Hence, why I take issue with the Forbes article The Danger Of Having A Growth Mindset by Kevin Kruse.
In it, the author says there’s a danger to having the growth mindset. And he’s right — to a certain extent. Well, actually, only if you utilize what his understanding and definition are of the growth mindset.
The author seems to confuse growth mindset with the idea of some kind of consummate student. Or, more specifically, someone who may just continue to learn without any need for execution of the ideas or attempts at implementation.
He seems to interpret that the distinguishing factor between the fixed mindset and the growth mindset is a matter of learning. That the fixed mindset chooses not to learn while the growth mindset will continue to learn but without doing anything with that growing knowledge.
He warns that the mindset is close to bordering on procrastination, because one is building knowledge without pulling the trigger on implementation.
Don’t get me wrong. Relatively speaking, that understanding can work. In it, the fixed mindset is still limiting itself while the growth mindset continues to gain in a knowledge capacity. The fixed mindset is still achieving — and risking — far less than the growth mindset.

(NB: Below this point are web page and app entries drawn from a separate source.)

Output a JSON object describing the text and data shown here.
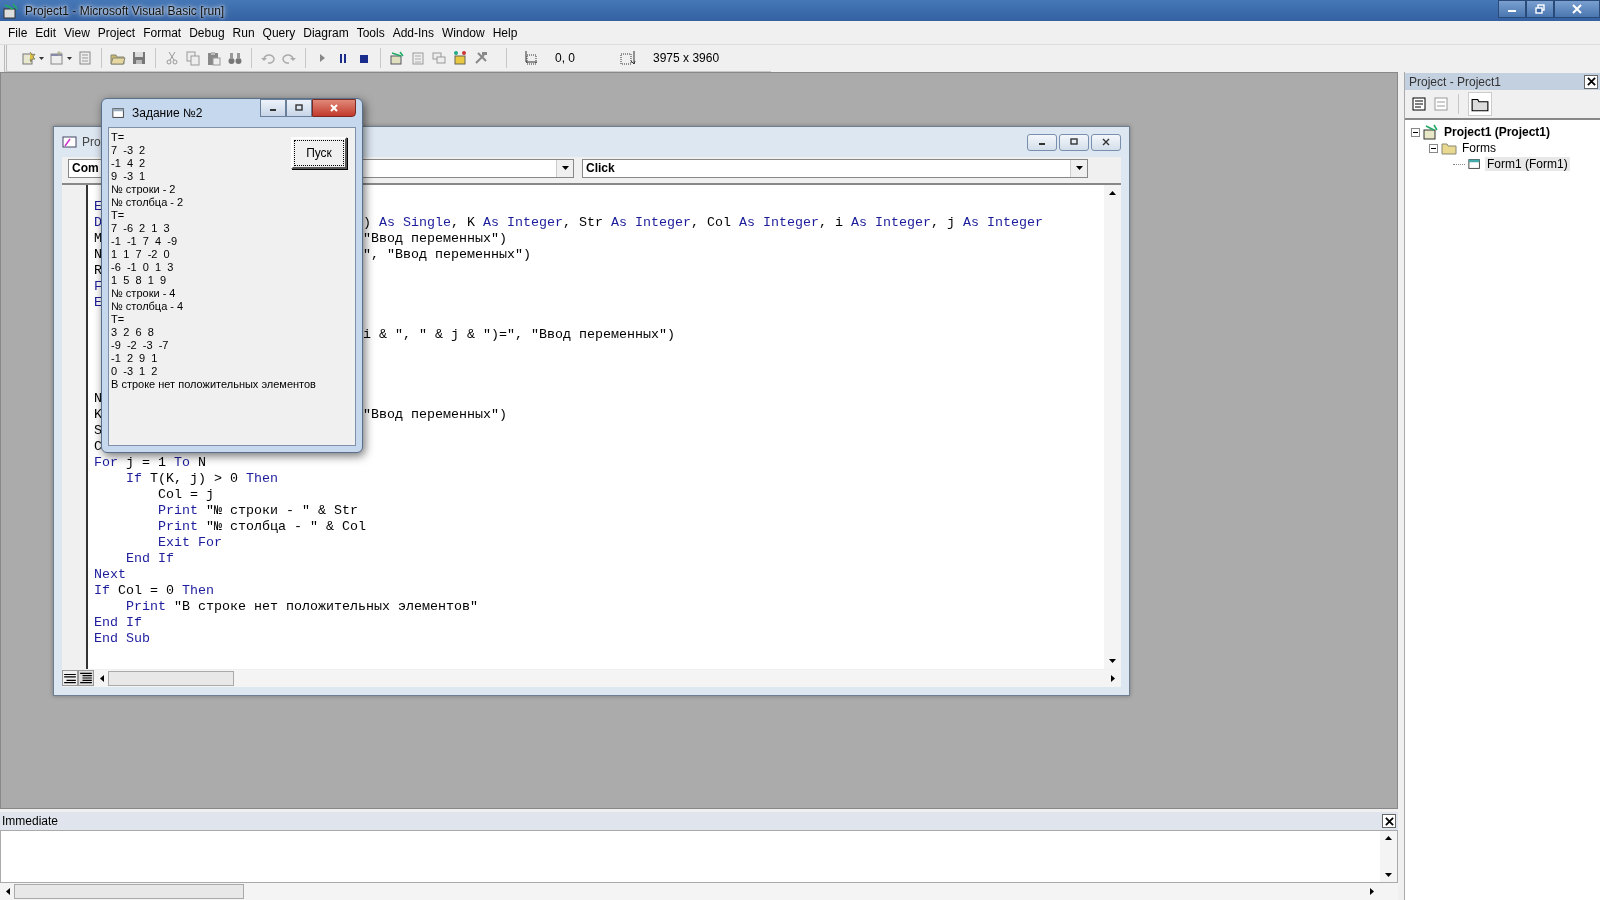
{
  "window": {
    "title": "Project1 - Microsoft Visual Basic [run]"
  },
  "menu": [
    "File",
    "Edit",
    "View",
    "Project",
    "Format",
    "Debug",
    "Run",
    "Query",
    "Diagram",
    "Tools",
    "Add-Ins",
    "Window",
    "Help"
  ],
  "toolbar": {
    "position": "0, 0",
    "size": "3975 x 3960"
  },
  "code_window": {
    "title": "Pro",
    "object_combo": "Com",
    "procedure_combo": "Click",
    "lines": [
      {
        "kind": "code",
        "left": [
          {
            "text": "E",
            "kind": "keyword"
          }
        ]
      },
      {
        "kind": "code",
        "left": [
          {
            "text": "D",
            "kind": "keyword"
          }
        ],
        "right": [
          {
            "text": ") ",
            "kind": "plain"
          },
          {
            "text": "As Single",
            "kind": "keyword"
          },
          {
            "text": ", K ",
            "kind": "plain"
          },
          {
            "text": "As Integer",
            "kind": "keyword"
          },
          {
            "text": ", Str ",
            "kind": "plain"
          },
          {
            "text": "As Integer",
            "kind": "keyword"
          },
          {
            "text": ", Col ",
            "kind": "plain"
          },
          {
            "text": "As Integer",
            "kind": "keyword"
          },
          {
            "text": ", i ",
            "kind": "plain"
          },
          {
            "text": "As Integer",
            "kind": "keyword"
          },
          {
            "text": ", j ",
            "kind": "plain"
          },
          {
            "text": "As Integer",
            "kind": "keyword"
          }
        ]
      },
      {
        "kind": "code",
        "left": [
          {
            "text": "M",
            "kind": "plain"
          }
        ],
        "right": [
          {
            "text": "\"Ввод переменных\")",
            "kind": "plain"
          }
        ]
      },
      {
        "kind": "code",
        "left": [
          {
            "text": "N",
            "kind": "plain"
          }
        ],
        "right": [
          {
            "text": "\", \"Ввод переменных\")",
            "kind": "plain"
          }
        ]
      },
      {
        "kind": "code",
        "left": [
          {
            "text": "R",
            "kind": "plain"
          }
        ]
      },
      {
        "kind": "code",
        "left": [
          {
            "text": "F",
            "kind": "keyword"
          }
        ]
      },
      {
        "kind": "code",
        "left": [
          {
            "text": "E",
            "kind": "keyword"
          }
        ]
      },
      {
        "kind": "blank"
      },
      {
        "kind": "code",
        "right": [
          {
            "text": "i & \", \" & j & \")=\", \"Ввод переменных\")",
            "kind": "plain"
          }
        ]
      },
      {
        "kind": "blank"
      },
      {
        "kind": "blank"
      },
      {
        "kind": "blank"
      },
      {
        "kind": "code",
        "left": [
          {
            "text": "N",
            "kind": "plain"
          }
        ]
      },
      {
        "kind": "code",
        "left": [
          {
            "text": "K",
            "kind": "plain"
          }
        ],
        "right": [
          {
            "text": "\"Ввод переменных\")",
            "kind": "plain"
          }
        ]
      },
      {
        "kind": "code",
        "left": [
          {
            "text": "S",
            "kind": "plain"
          }
        ]
      },
      {
        "kind": "code",
        "left": [
          {
            "text": "C",
            "kind": "plain"
          }
        ]
      },
      {
        "kind": "code",
        "left": [
          {
            "text": "For",
            "kind": "keyword"
          },
          {
            "text": " j = 1 ",
            "kind": "plain"
          },
          {
            "text": "To",
            "kind": "keyword"
          },
          {
            "text": " N",
            "kind": "plain"
          }
        ]
      },
      {
        "kind": "code",
        "left": [
          {
            "text": "    If",
            "kind": "keyword"
          },
          {
            "text": " T(K, j) > 0 ",
            "kind": "plain"
          },
          {
            "text": "Then",
            "kind": "keyword"
          }
        ]
      },
      {
        "kind": "code",
        "left": [
          {
            "text": "        Col = j",
            "kind": "plain"
          }
        ]
      },
      {
        "kind": "code",
        "left": [
          {
            "text": "        Print",
            "kind": "keyword"
          },
          {
            "text": " \"№ строки - \" & Str",
            "kind": "plain"
          }
        ]
      },
      {
        "kind": "code",
        "left": [
          {
            "text": "        Print",
            "kind": "keyword"
          },
          {
            "text": " \"№ столбца - \" & Col",
            "kind": "plain"
          }
        ]
      },
      {
        "kind": "code",
        "left": [
          {
            "text": "        Exit For",
            "kind": "keyword"
          }
        ]
      },
      {
        "kind": "code",
        "left": [
          {
            "text": "    End If",
            "kind": "keyword"
          }
        ]
      },
      {
        "kind": "code",
        "left": [
          {
            "text": "Next",
            "kind": "keyword"
          }
        ]
      },
      {
        "kind": "code",
        "left": [
          {
            "text": "If",
            "kind": "keyword"
          },
          {
            "text": " Col = 0 ",
            "kind": "plain"
          },
          {
            "text": "Then",
            "kind": "keyword"
          }
        ]
      },
      {
        "kind": "code",
        "left": [
          {
            "text": "    Print",
            "kind": "keyword"
          },
          {
            "text": " \"В строке нет положительных элементов\"",
            "kind": "plain"
          }
        ]
      },
      {
        "kind": "code",
        "left": [
          {
            "text": "End If",
            "kind": "keyword"
          }
        ]
      },
      {
        "kind": "code",
        "left": [
          {
            "text": "End Sub",
            "kind": "keyword"
          }
        ]
      }
    ]
  },
  "form_window": {
    "title": "Задание №2",
    "button": "Пуск",
    "output": [
      "T=",
      "7  -3  2",
      "-1  4  2",
      "9  -3  1",
      "№ строки - 2",
      "№ столбца - 2",
      "T=",
      "7  -6  2  1  3",
      "-1  -1  7  4  -9",
      "1  1  7  -2  0",
      "-6  -1  0  1  3",
      "1  5  8  1  9",
      "№ строки - 4",
      "№ столбца - 4",
      "T=",
      "3  2  6  8",
      "-9  -2  -3  -7",
      "-1  2  9  1",
      "0  -3  1  2",
      "В строке нет положительных элементов"
    ]
  },
  "project_explorer": {
    "title": "Project - Project1",
    "tree": [
      {
        "label": "Project1 (Project1)",
        "kind": "project",
        "expanded": true,
        "selected": false,
        "children": [
          {
            "label": "Forms",
            "kind": "folder",
            "expanded": true,
            "selected": false,
            "children": [
              {
                "label": "Form1 (Form1)",
                "kind": "form",
                "selected": true
              }
            ]
          }
        ]
      }
    ]
  },
  "immediate": {
    "title": "Immediate"
  }
}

But his idea doesn’t go far enough. It doesn’t explain how things actually play out: That there’s no danger in living in a true growth mindset because the true growth mindset is one of developing and expanding, learning and trying, preparing and attempting.

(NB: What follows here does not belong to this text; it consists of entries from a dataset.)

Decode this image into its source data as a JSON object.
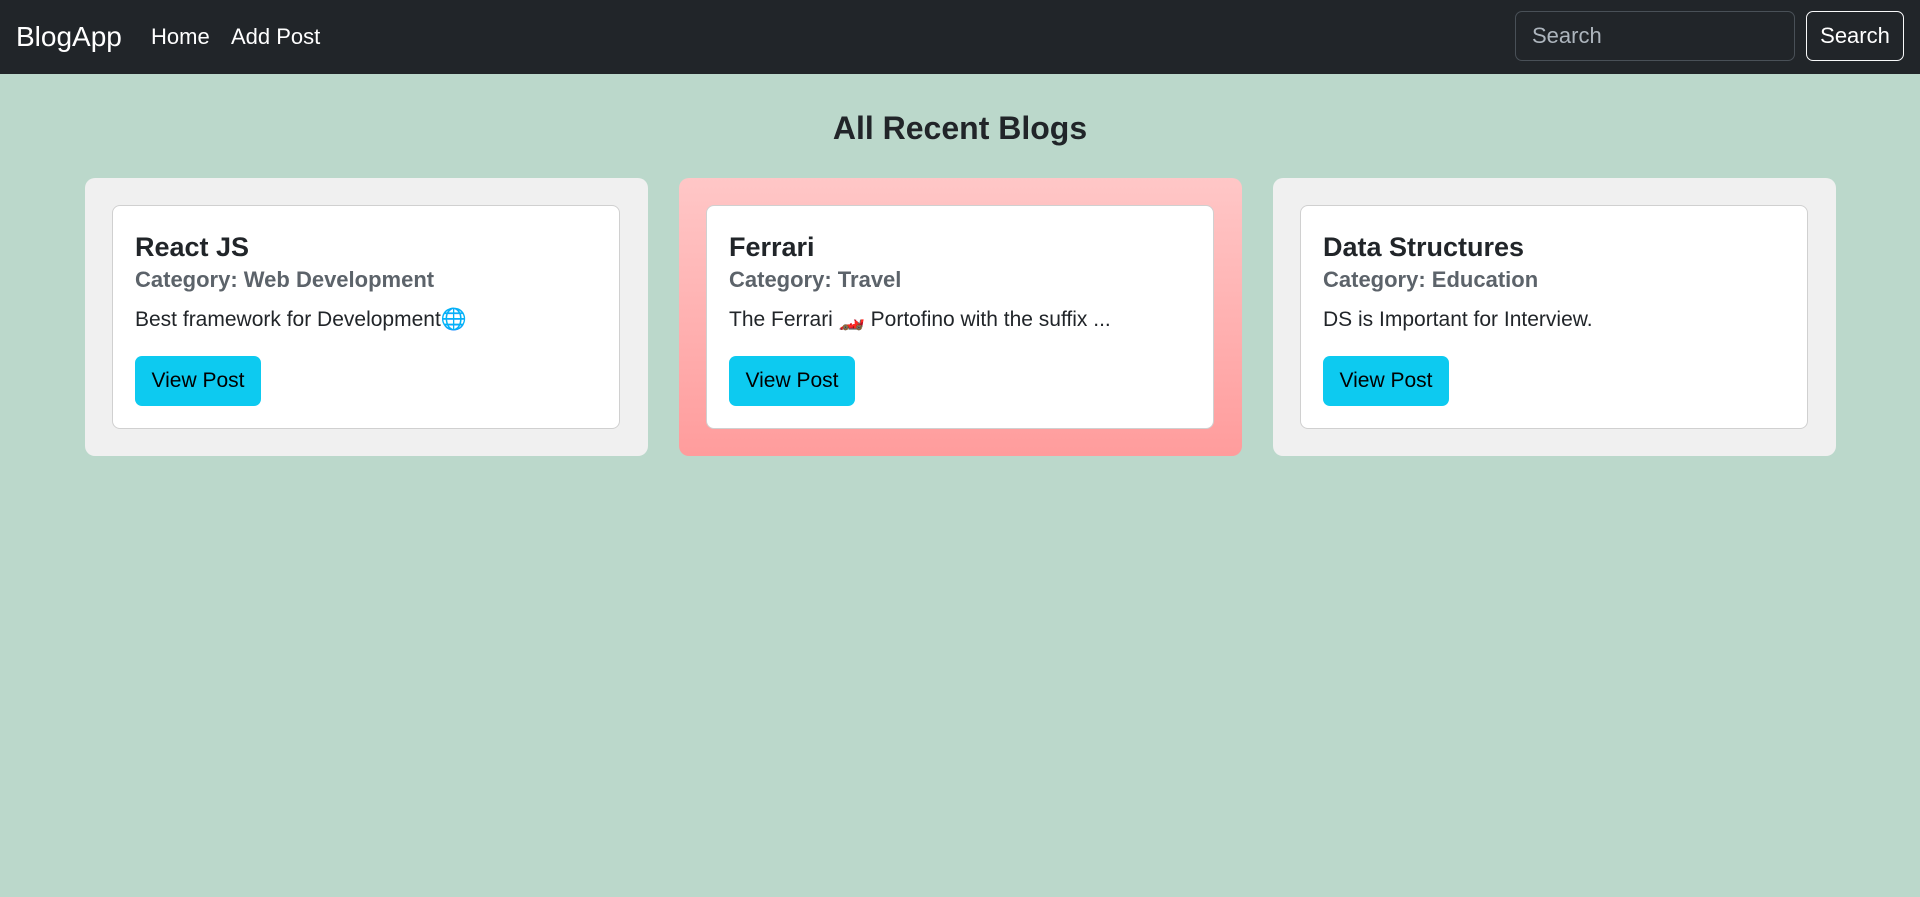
{
  "navbar": {
    "brand": "BlogApp",
    "links": [
      {
        "label": "Home"
      },
      {
        "label": "Add Post"
      }
    ],
    "search": {
      "placeholder": "Search",
      "value": "",
      "button_label": "Search"
    }
  },
  "main": {
    "title": "All Recent Blogs",
    "posts": [
      {
        "title": "React JS",
        "category": "Category: Web Development",
        "excerpt": "Best framework for Development🌐",
        "button_label": "View Post",
        "highlighted": false
      },
      {
        "title": "Ferrari",
        "category": "Category: Travel",
        "excerpt": "The Ferrari 🏎️ Portofino with the suffix ...",
        "button_label": "View Post",
        "highlighted": true
      },
      {
        "title": "Data Structures",
        "category": "Category: Education",
        "excerpt": "DS is Important for Interview.",
        "button_label": "View Post",
        "highlighted": false
      }
    ]
  },
  "colors": {
    "page_background": "#bbd8cb",
    "navbar_background": "#212529",
    "button_primary": "#0dcaf0",
    "highlight_gradient_top": "#ffc7c7",
    "highlight_gradient_bottom": "#ff9c9c",
    "card_frame": "#f0f0f0"
  }
}
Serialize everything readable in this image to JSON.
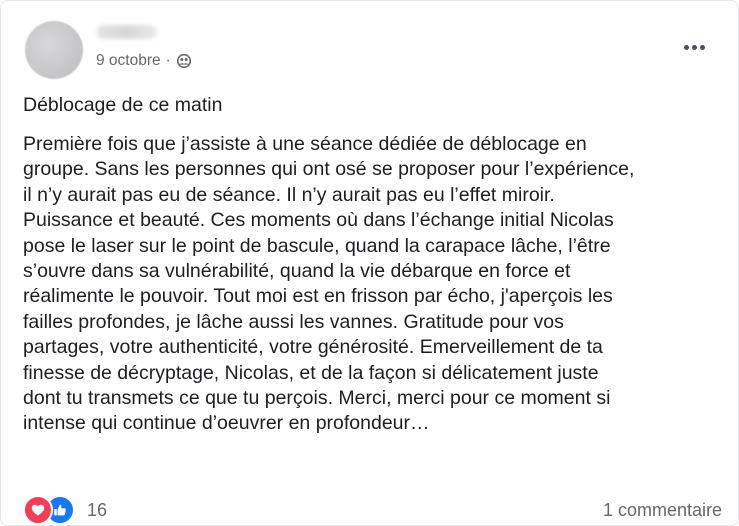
{
  "post": {
    "date": "9 octobre",
    "separator": "·",
    "audience_icon": "friends-icon",
    "more_icon": "more-options-icon",
    "title": "Déblocage de ce matin",
    "body_lines": [
      "Première fois que j’assiste à une séance dédiée de déblocage en",
      "groupe. Sans les personnes qui ont osé se proposer pour l’expérience,",
      "il n’y aurait pas eu de séance. Il n’y aurait pas eu l’effet miroir.",
      "Puissance et beauté. Ces moments où dans l’échange initial Nicolas",
      "pose le laser sur le point de bascule, quand la carapace lâche, l’être",
      "s’ouvre dans sa vulnérabilité, quand la vie débarque en force et",
      "réalimente le pouvoir. Tout moi est en frisson par écho, j'aperçois les",
      "failles profondes, je lâche aussi les vannes. Gratitude pour vos",
      "partages, votre authenticité, votre générosité. Emerveillement de ta",
      "finesse de décryptage, Nicolas, et de la façon si délicatement juste",
      "dont tu transmets ce que tu perçois. Merci, merci pour ce moment si",
      "intense qui continue d’oeuvrer en profondeur…"
    ]
  },
  "footer": {
    "reaction_icons": [
      "love-reaction-icon",
      "like-reaction-icon"
    ],
    "reaction_count": "16",
    "comments_label": "1 commentaire"
  },
  "colors": {
    "text": "#1c1e21",
    "secondary": "#65676b",
    "love": "#f33e58",
    "like": "#1877f2"
  }
}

The growth mindset is not afraid to try new things. That’s the point this writer misses. The fixed mindset will cringe away from something (not just learning), while the growth mindset will try something and, if it doesn’t work out, will figure out how to get better at it.
The mindsets set the stage for how much someone can — or wants to — achieve. In the book, Dweck goes into the power of utilizing such a mindset and teaching it to our youth, to set them on a path of lifelong learning…and growth, and empowerment, and achievement, and, hopefully, success.
For example, she notes that when a child achieves something, that the achievement itself should not be celebrated the most, and that more attention should be put on the effort the child puts in to achieve that end result. It aims to put emphasis on, and celebrate, effort more than achievement.
That’s when we all need support and empowerment — in our effort, not when we’ve already achieved our success.
Think about it: If we only celebrate a child’s achievements, they’ll take less risks because they’re under the impression that only achievements are important and will be celebrated. With the growth mindset’s celebration of effort instead, the achievement is not the main focus of acclaim, so whether or not the achievement is attained is not as important as the effort put in.
But, this doesn’t mean achievement is not important, which seems to be what the author of the piece is concerned about. He believes that with the growth mindset no action is ever taken and nothing ever gets achieved.
Dweck wants to ensure we praise effort more than achievement, not that we forfeit achievement altogether.
Although the fixed mindset examples in the book encourage us to not merely praise the result of an effort but the effort most of all, that doesn’t mean encouraging a continuous life of merely taking in information. It doesn’t mean an effort of continuous, endless, and never-ending consumption of knowledge, or learning, as the author suggests.
So, I’m not sure why Mr. Kruse believes the growth mindset is about continued learning without any level of achievement, or that it’s a path comparable to procrastination.
There is continuous learning, yes, to get to what we want to achieve. But there’s growth after that. We can — and need to — raise the bar on ourselves. That’s how we grow.
That’s what I took away from reading the Dr. Dweck’s bookmindset.
Where do you stand? What were your takeaways?